= WHAT THE TASK ASKS =
Each entry that follows should be set down precisely, with its pictures removed.

= MATERIALS PROVIDED =
═══

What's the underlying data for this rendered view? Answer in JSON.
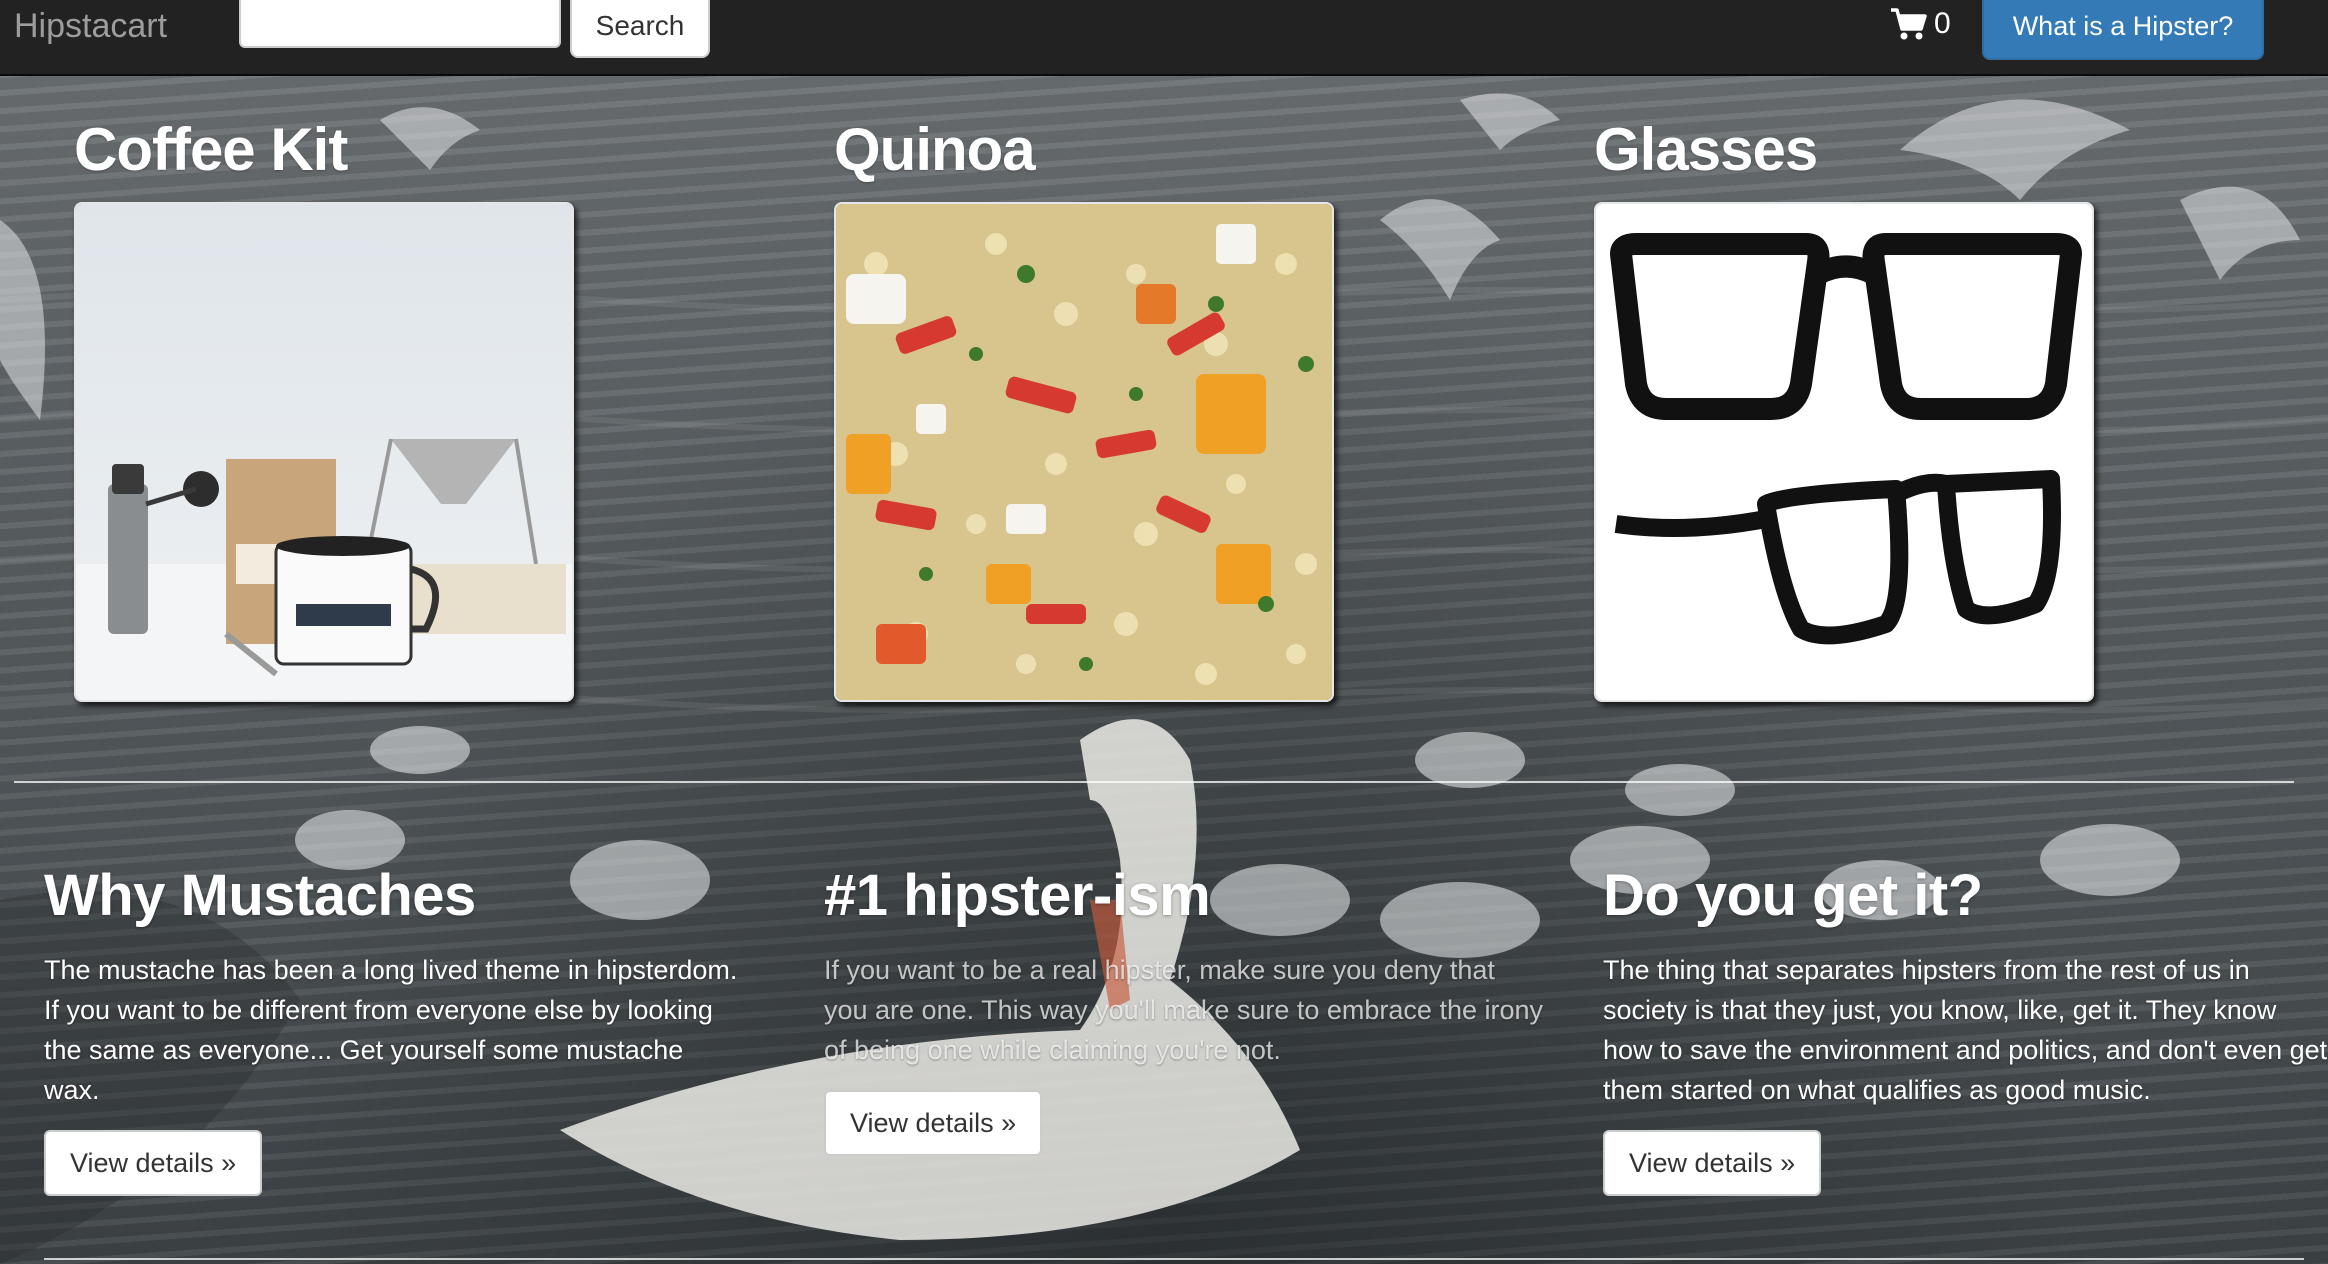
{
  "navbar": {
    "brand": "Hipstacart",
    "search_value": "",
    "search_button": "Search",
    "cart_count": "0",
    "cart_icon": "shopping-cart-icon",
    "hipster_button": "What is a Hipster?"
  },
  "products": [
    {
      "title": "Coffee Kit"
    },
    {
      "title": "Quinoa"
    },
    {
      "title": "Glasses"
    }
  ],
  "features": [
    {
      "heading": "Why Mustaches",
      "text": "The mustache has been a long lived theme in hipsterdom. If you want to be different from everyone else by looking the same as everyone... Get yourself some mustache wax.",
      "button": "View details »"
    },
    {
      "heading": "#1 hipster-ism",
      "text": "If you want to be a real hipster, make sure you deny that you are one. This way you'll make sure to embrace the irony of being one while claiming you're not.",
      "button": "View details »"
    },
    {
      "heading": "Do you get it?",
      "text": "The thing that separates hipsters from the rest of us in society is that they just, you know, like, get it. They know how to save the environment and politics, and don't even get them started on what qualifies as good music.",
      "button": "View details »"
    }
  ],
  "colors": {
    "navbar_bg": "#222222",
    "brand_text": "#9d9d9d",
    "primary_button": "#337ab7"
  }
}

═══

= TASK SOLUTION =
What's the underlying data for this rendered view? Answer in JSON.
{
  "navbar": {
    "brand": "Hipstacart",
    "search_value": "",
    "search_button": "Search",
    "cart_count": "0",
    "cart_icon": "shopping-cart-icon",
    "hipster_button": "What is a Hipster?"
  },
  "products": [
    {
      "title": "Coffee Kit"
    },
    {
      "title": "Quinoa"
    },
    {
      "title": "Glasses"
    }
  ],
  "features": [
    {
      "heading": "Why Mustaches",
      "text": "The mustache has been a long lived theme in hipsterdom. If you want to be different from everyone else by looking the same as everyone... Get yourself some mustache wax.",
      "button": "View details »"
    },
    {
      "heading": "#1 hipster-ism",
      "text": "If you want to be a real hipster, make sure you deny that you are one. This way you'll make sure to embrace the irony of being one while claiming you're not.",
      "button": "View details »"
    },
    {
      "heading": "Do you get it?",
      "text": "The thing that separates hipsters from the rest of us in society is that they just, you know, like, get it. They know how to save the environment and politics, and don't even get them started on what qualifies as good music.",
      "button": "View details »"
    }
  ],
  "colors": {
    "navbar_bg": "#222222",
    "brand_text": "#9d9d9d",
    "primary_button": "#337ab7"
  }
}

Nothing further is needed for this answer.